Activity:
Without including any pictures, reproduce the full listing exactly.

----------------

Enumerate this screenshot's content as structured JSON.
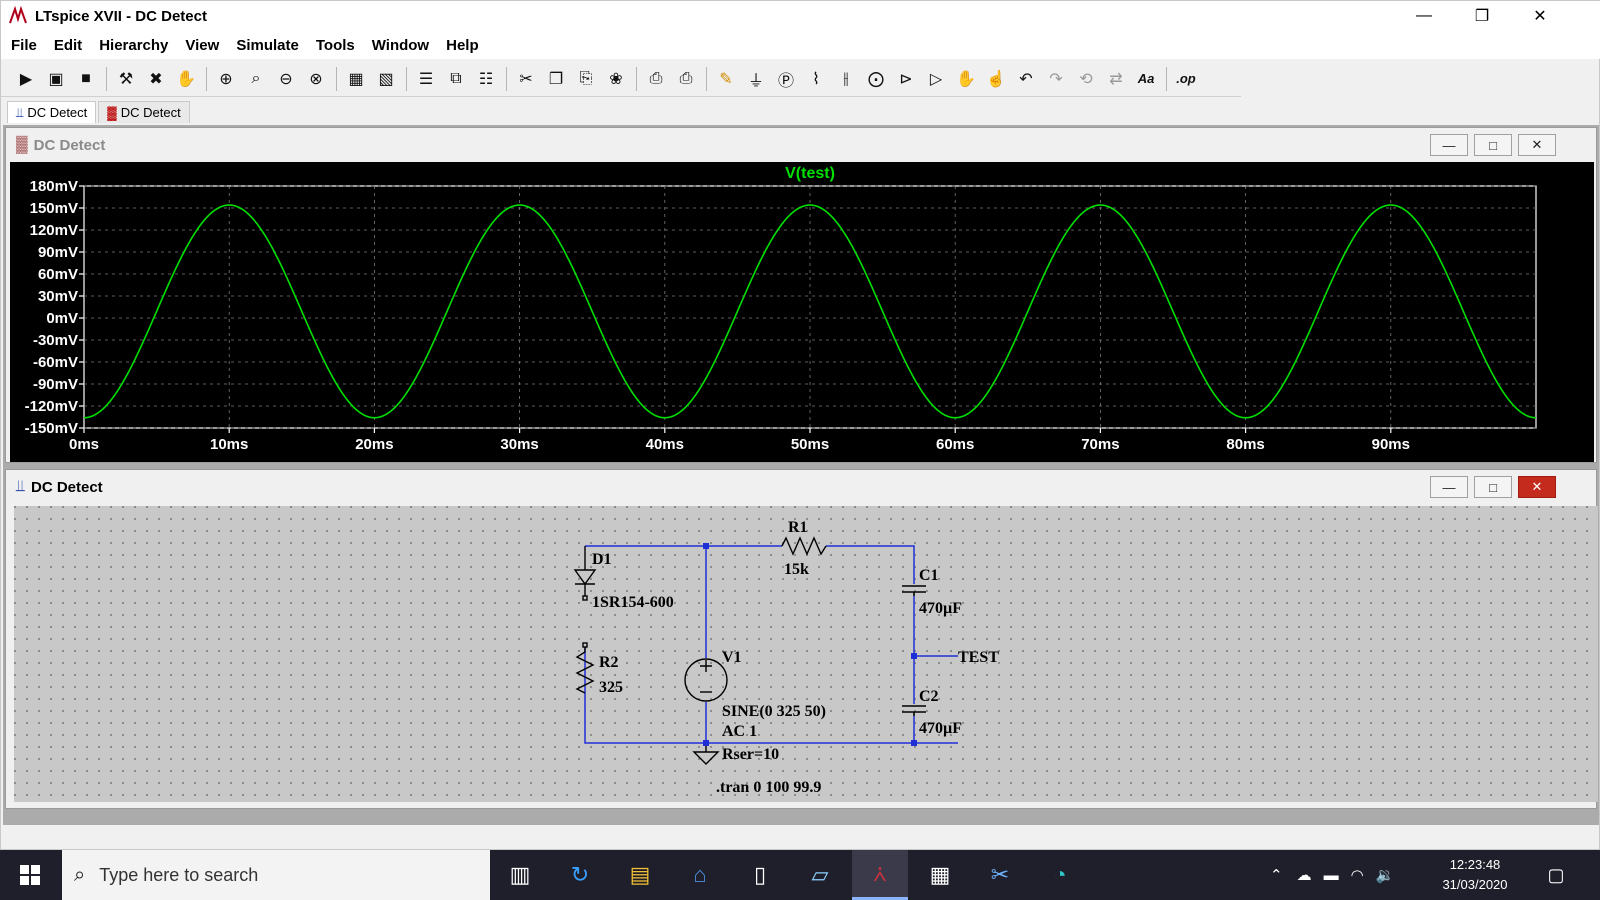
{
  "window": {
    "title": "LTspice XVII - DC Detect"
  },
  "menu": [
    "File",
    "Edit",
    "Hierarchy",
    "View",
    "Simulate",
    "Tools",
    "Window",
    "Help"
  ],
  "toolbar": [
    "run-icon",
    "open-icon",
    "save-icon",
    "control-panel-icon",
    "halt-icon",
    "pan-hand-icon",
    "zoom-in-icon",
    "zoom-fit-icon",
    "zoom-out-icon",
    "zoom-cancel-icon",
    "autorange-icon",
    "delete-plot-icon",
    "tile-horizontal-icon",
    "cascade-icon",
    "tile-vertical-icon",
    "cut-icon",
    "copy-icon",
    "paste-icon",
    "find-icon",
    "print-setup-icon",
    "print-icon",
    "draw-wire-icon",
    "ground-icon",
    "label-net-icon",
    "resistor-icon",
    "capacitor-icon",
    "inductor-icon",
    "diode-icon",
    "component-icon",
    "move-icon",
    "drag-icon",
    "undo-icon",
    "redo-icon",
    "rotate-icon",
    "mirror-icon",
    "text-icon",
    "spice-directive-icon"
  ],
  "tabs": [
    {
      "label": "DC Detect",
      "active": true,
      "icon": "schematic-icon"
    },
    {
      "label": "DC Detect",
      "active": false,
      "icon": "waveform-icon"
    }
  ],
  "plot_window": {
    "title": "DC Detect"
  },
  "schematic_window": {
    "title": "DC Detect"
  },
  "chart_data": {
    "type": "line",
    "title": "V(test)",
    "x_unit": "ms",
    "xlim": [
      0,
      100
    ],
    "ylim": [
      -150,
      180
    ],
    "x_ticks": [
      "0ms",
      "10ms",
      "20ms",
      "30ms",
      "40ms",
      "50ms",
      "60ms",
      "70ms",
      "80ms",
      "90ms"
    ],
    "y_ticks": [
      "180mV",
      "150mV",
      "120mV",
      "90mV",
      "60mV",
      "30mV",
      "0mV",
      "-30mV",
      "-60mV",
      "-90mV",
      "-120mV",
      "-150mV"
    ],
    "grid": true,
    "series": [
      {
        "name": "V(test)",
        "color": "#00e000",
        "waveform": "sine",
        "frequency_hz": 50,
        "amplitude_mV": 145,
        "offset_mV": 9,
        "peaks_ms": [
          10,
          30,
          50,
          70,
          90
        ],
        "troughs_ms": [
          0,
          20,
          40,
          60,
          80,
          100
        ]
      }
    ]
  },
  "schematic": {
    "labels": {
      "d1_name": "D1",
      "d1_value": "1SR154-600",
      "r1_name": "R1",
      "r1_value": "15k",
      "r2_name": "R2",
      "r2_value": "325",
      "c1_name": "C1",
      "c1_value": "470µF",
      "c2_name": "C2",
      "c2_value": "470µF",
      "v1_name": "V1",
      "v1_line1": "SINE(0 325 50)",
      "v1_line2": "AC 1",
      "v1_line3": "Rser=10",
      "net_label": "TEST",
      "directive": ".tran 0 100 99.9"
    },
    "wire_color": "#1f2fd6"
  },
  "taskbar": {
    "search_placeholder": "Type here to search",
    "time": "12:23:48",
    "date": "31/03/2020"
  }
}
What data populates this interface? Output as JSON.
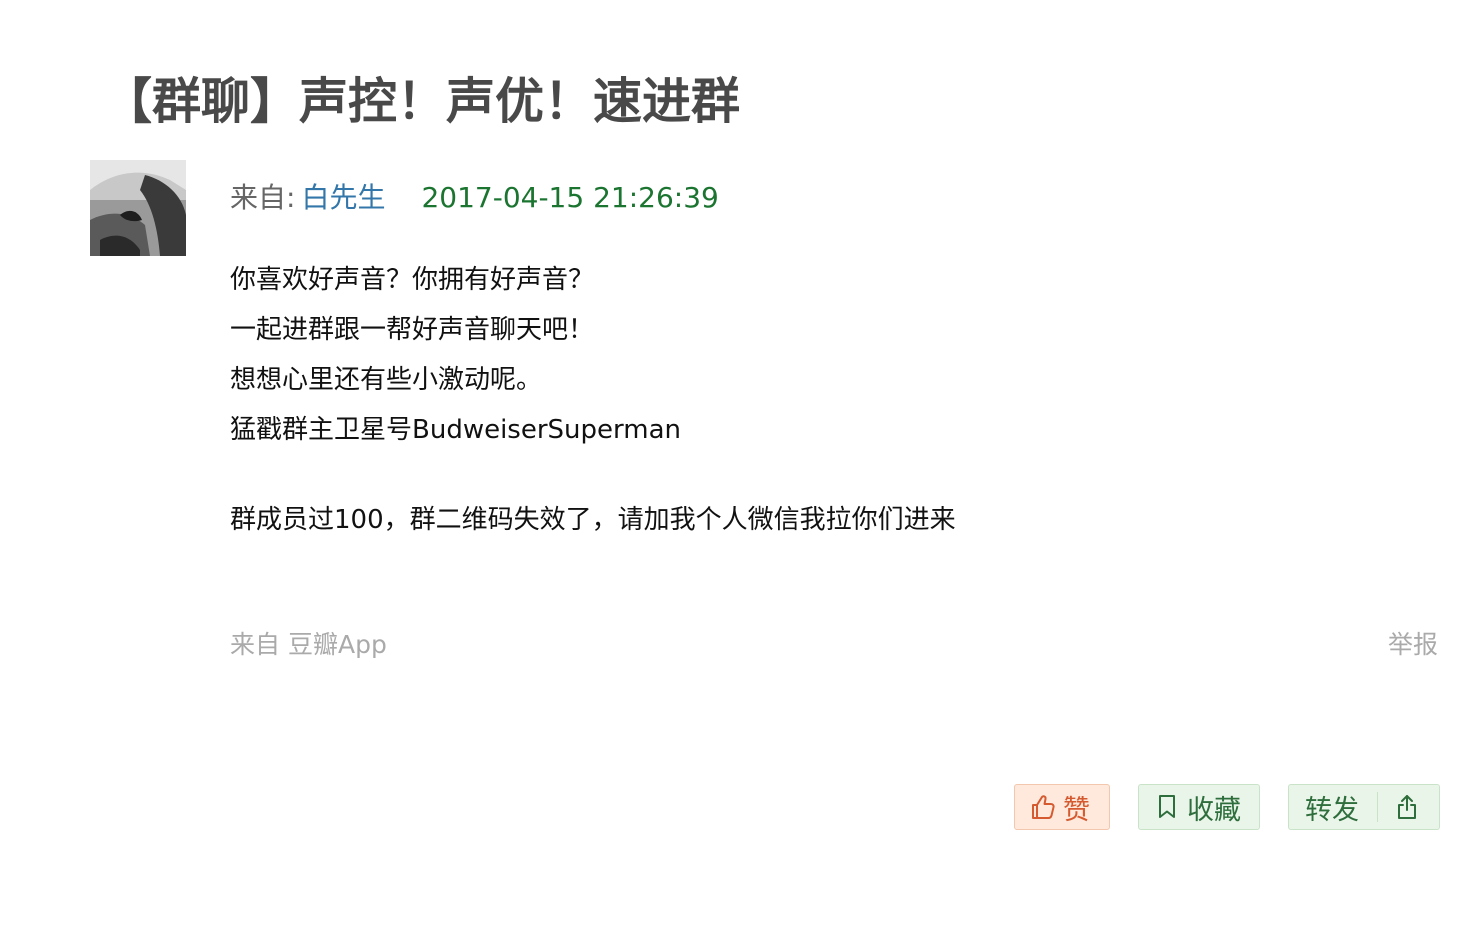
{
  "post": {
    "title": "【群聊】声控！声优！速进群",
    "from_label": "来自:",
    "author": "白先生",
    "timestamp": "2017-04-15 21:26:39",
    "content": [
      "你喜欢好声音？你拥有好声音？",
      "一起进群跟一帮好声音聊天吧！",
      "想想心里还有些小激动呢。",
      "猛戳群主卫星号BudweiserSuperman",
      "群成员过100，群二维码失效了，请加我个人微信我拉你们进来"
    ],
    "source_prefix": "来自",
    "source_app": "豆瓣App",
    "report_label": "举报"
  },
  "actions": {
    "like_label": "赞",
    "collect_label": "收藏",
    "share_label": "转发"
  },
  "colors": {
    "title": "#494949",
    "author_link": "#3377aa",
    "timestamp": "#1b7530",
    "like_bg": "#fee9dc",
    "like_text": "#d55a30",
    "green_button_bg": "#eaf5ea",
    "green_button_text": "#2e6e3c",
    "muted_text": "#aaaaaa"
  },
  "icons": {
    "like": "thumbs-up-icon",
    "collect": "bookmark-icon",
    "share": "share-export-icon"
  }
}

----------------

Finished exercise:
Enumerate this screenshot's content as structured JSON.
{
  "window": {
    "title": "LTspice XVII - DC Detect"
  },
  "menu": [
    "File",
    "Edit",
    "Hierarchy",
    "View",
    "Simulate",
    "Tools",
    "Window",
    "Help"
  ],
  "toolbar": [
    "run-icon",
    "open-icon",
    "save-icon",
    "control-panel-icon",
    "halt-icon",
    "pan-hand-icon",
    "zoom-in-icon",
    "zoom-fit-icon",
    "zoom-out-icon",
    "zoom-cancel-icon",
    "autorange-icon",
    "delete-plot-icon",
    "tile-horizontal-icon",
    "cascade-icon",
    "tile-vertical-icon",
    "cut-icon",
    "copy-icon",
    "paste-icon",
    "find-icon",
    "print-setup-icon",
    "print-icon",
    "draw-wire-icon",
    "ground-icon",
    "label-net-icon",
    "resistor-icon",
    "capacitor-icon",
    "inductor-icon",
    "diode-icon",
    "component-icon",
    "move-icon",
    "drag-icon",
    "undo-icon",
    "redo-icon",
    "rotate-icon",
    "mirror-icon",
    "text-icon",
    "spice-directive-icon"
  ],
  "tabs": [
    {
      "label": "DC Detect",
      "active": true,
      "icon": "schematic-icon"
    },
    {
      "label": "DC Detect",
      "active": false,
      "icon": "waveform-icon"
    }
  ],
  "plot_window": {
    "title": "DC Detect"
  },
  "schematic_window": {
    "title": "DC Detect"
  },
  "chart_data": {
    "type": "line",
    "title": "V(test)",
    "x_unit": "ms",
    "xlim": [
      0,
      100
    ],
    "ylim": [
      -150,
      180
    ],
    "x_ticks": [
      "0ms",
      "10ms",
      "20ms",
      "30ms",
      "40ms",
      "50ms",
      "60ms",
      "70ms",
      "80ms",
      "90ms"
    ],
    "y_ticks": [
      "180mV",
      "150mV",
      "120mV",
      "90mV",
      "60mV",
      "30mV",
      "0mV",
      "-30mV",
      "-60mV",
      "-90mV",
      "-120mV",
      "-150mV"
    ],
    "grid": true,
    "series": [
      {
        "name": "V(test)",
        "color": "#00e000",
        "waveform": "sine",
        "frequency_hz": 50,
        "amplitude_mV": 145,
        "offset_mV": 9,
        "peaks_ms": [
          10,
          30,
          50,
          70,
          90
        ],
        "troughs_ms": [
          0,
          20,
          40,
          60,
          80,
          100
        ]
      }
    ]
  },
  "schematic": {
    "labels": {
      "d1_name": "D1",
      "d1_value": "1SR154-600",
      "r1_name": "R1",
      "r1_value": "15k",
      "r2_name": "R2",
      "r2_value": "325",
      "c1_name": "C1",
      "c1_value": "470µF",
      "c2_name": "C2",
      "c2_value": "470µF",
      "v1_name": "V1",
      "v1_line1": "SINE(0 325 50)",
      "v1_line2": "AC 1",
      "v1_line3": "Rser=10",
      "net_label": "TEST",
      "directive": ".tran 0 100 99.9"
    },
    "wire_color": "#1f2fd6"
  },
  "taskbar": {
    "search_placeholder": "Type here to search",
    "time": "12:23:48",
    "date": "31/03/2020"
  }
}
What data populates this interface? Output as JSON.
{
  "post": {
    "title": "【群聊】声控！声优！速进群",
    "from_label": "来自:",
    "author": "白先生",
    "timestamp": "2017-04-15 21:26:39",
    "content": [
      "你喜欢好声音？你拥有好声音？",
      "一起进群跟一帮好声音聊天吧！",
      "想想心里还有些小激动呢。",
      "猛戳群主卫星号BudweiserSuperman",
      "群成员过100，群二维码失效了，请加我个人微信我拉你们进来"
    ],
    "source_prefix": "来自",
    "source_app": "豆瓣App",
    "report_label": "举报"
  },
  "actions": {
    "like_label": "赞",
    "collect_label": "收藏",
    "share_label": "转发"
  },
  "colors": {
    "title": "#494949",
    "author_link": "#3377aa",
    "timestamp": "#1b7530",
    "like_bg": "#fee9dc",
    "like_text": "#d55a30",
    "green_button_bg": "#eaf5ea",
    "green_button_text": "#2e6e3c",
    "muted_text": "#aaaaaa"
  },
  "icons": {
    "like": "thumbs-up-icon",
    "collect": "bookmark-icon",
    "share": "share-export-icon"
  }
}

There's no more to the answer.